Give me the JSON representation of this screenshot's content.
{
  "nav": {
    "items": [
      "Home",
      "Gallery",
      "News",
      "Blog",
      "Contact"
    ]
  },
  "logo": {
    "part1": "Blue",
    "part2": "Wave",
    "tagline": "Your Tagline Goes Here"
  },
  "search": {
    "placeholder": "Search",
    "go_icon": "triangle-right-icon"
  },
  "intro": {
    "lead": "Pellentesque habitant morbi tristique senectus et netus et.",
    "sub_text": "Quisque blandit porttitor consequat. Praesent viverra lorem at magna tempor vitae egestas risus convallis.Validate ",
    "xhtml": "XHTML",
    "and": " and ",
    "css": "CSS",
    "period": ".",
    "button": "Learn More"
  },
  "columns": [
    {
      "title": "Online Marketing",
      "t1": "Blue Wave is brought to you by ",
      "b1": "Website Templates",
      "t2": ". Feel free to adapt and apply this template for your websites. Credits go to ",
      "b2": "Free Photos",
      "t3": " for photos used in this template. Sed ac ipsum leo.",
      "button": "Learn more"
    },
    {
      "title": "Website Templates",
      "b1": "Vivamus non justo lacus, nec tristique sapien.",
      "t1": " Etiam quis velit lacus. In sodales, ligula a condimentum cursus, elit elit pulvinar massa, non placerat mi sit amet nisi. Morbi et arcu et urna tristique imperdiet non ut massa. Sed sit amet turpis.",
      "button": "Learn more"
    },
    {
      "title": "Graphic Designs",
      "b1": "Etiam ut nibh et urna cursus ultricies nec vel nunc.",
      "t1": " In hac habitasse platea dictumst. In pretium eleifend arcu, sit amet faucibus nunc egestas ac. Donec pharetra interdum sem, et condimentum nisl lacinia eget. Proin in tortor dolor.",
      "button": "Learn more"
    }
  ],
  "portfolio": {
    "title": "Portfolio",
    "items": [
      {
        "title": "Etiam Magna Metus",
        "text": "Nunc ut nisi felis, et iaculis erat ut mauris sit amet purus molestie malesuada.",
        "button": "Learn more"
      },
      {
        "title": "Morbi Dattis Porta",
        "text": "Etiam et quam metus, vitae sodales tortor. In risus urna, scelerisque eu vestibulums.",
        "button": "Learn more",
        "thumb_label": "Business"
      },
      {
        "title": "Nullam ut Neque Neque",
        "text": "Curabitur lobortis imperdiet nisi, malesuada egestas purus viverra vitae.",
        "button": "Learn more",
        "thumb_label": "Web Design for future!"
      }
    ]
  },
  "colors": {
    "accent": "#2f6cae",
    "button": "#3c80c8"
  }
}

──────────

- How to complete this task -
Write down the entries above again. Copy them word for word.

- Task output -
Give me the JSON representation of this screenshot's content.
{
  "nav": {
    "items": [
      "Home",
      "Gallery",
      "News",
      "Blog",
      "Contact"
    ]
  },
  "logo": {
    "part1": "Blue",
    "part2": "Wave",
    "tagline": "Your Tagline Goes Here"
  },
  "search": {
    "placeholder": "Search",
    "go_icon": "triangle-right-icon"
  },
  "intro": {
    "lead": "Pellentesque habitant morbi tristique senectus et netus et.",
    "sub_text": "Quisque blandit porttitor consequat. Praesent viverra lorem at magna tempor vitae egestas risus convallis.Validate ",
    "xhtml": "XHTML",
    "and": " and ",
    "css": "CSS",
    "period": ".",
    "button": "Learn More"
  },
  "columns": [
    {
      "title": "Online Marketing",
      "t1": "Blue Wave is brought to you by ",
      "b1": "Website Templates",
      "t2": ". Feel free to adapt and apply this template for your websites. Credits go to ",
      "b2": "Free Photos",
      "t3": " for photos used in this template. Sed ac ipsum leo.",
      "button": "Learn more"
    },
    {
      "title": "Website Templates",
      "b1": "Vivamus non justo lacus, nec tristique sapien.",
      "t1": " Etiam quis velit lacus. In sodales, ligula a condimentum cursus, elit elit pulvinar massa, non placerat mi sit amet nisi. Morbi et arcu et urna tristique imperdiet non ut massa. Sed sit amet turpis.",
      "button": "Learn more"
    },
    {
      "title": "Graphic Designs",
      "b1": "Etiam ut nibh et urna cursus ultricies nec vel nunc.",
      "t1": " In hac habitasse platea dictumst. In pretium eleifend arcu, sit amet faucibus nunc egestas ac. Donec pharetra interdum sem, et condimentum nisl lacinia eget. Proin in tortor dolor.",
      "button": "Learn more"
    }
  ],
  "portfolio": {
    "title": "Portfolio",
    "items": [
      {
        "title": "Etiam Magna Metus",
        "text": "Nunc ut nisi felis, et iaculis erat ut mauris sit amet purus molestie malesuada.",
        "button": "Learn more"
      },
      {
        "title": "Morbi Dattis Porta",
        "text": "Etiam et quam metus, vitae sodales tortor. In risus urna, scelerisque eu vestibulums.",
        "button": "Learn more",
        "thumb_label": "Business"
      },
      {
        "title": "Nullam ut Neque Neque",
        "text": "Curabitur lobortis imperdiet nisi, malesuada egestas purus viverra vitae.",
        "button": "Learn more",
        "thumb_label": "Web Design for future!"
      }
    ]
  },
  "colors": {
    "accent": "#2f6cae",
    "button": "#3c80c8"
  }
}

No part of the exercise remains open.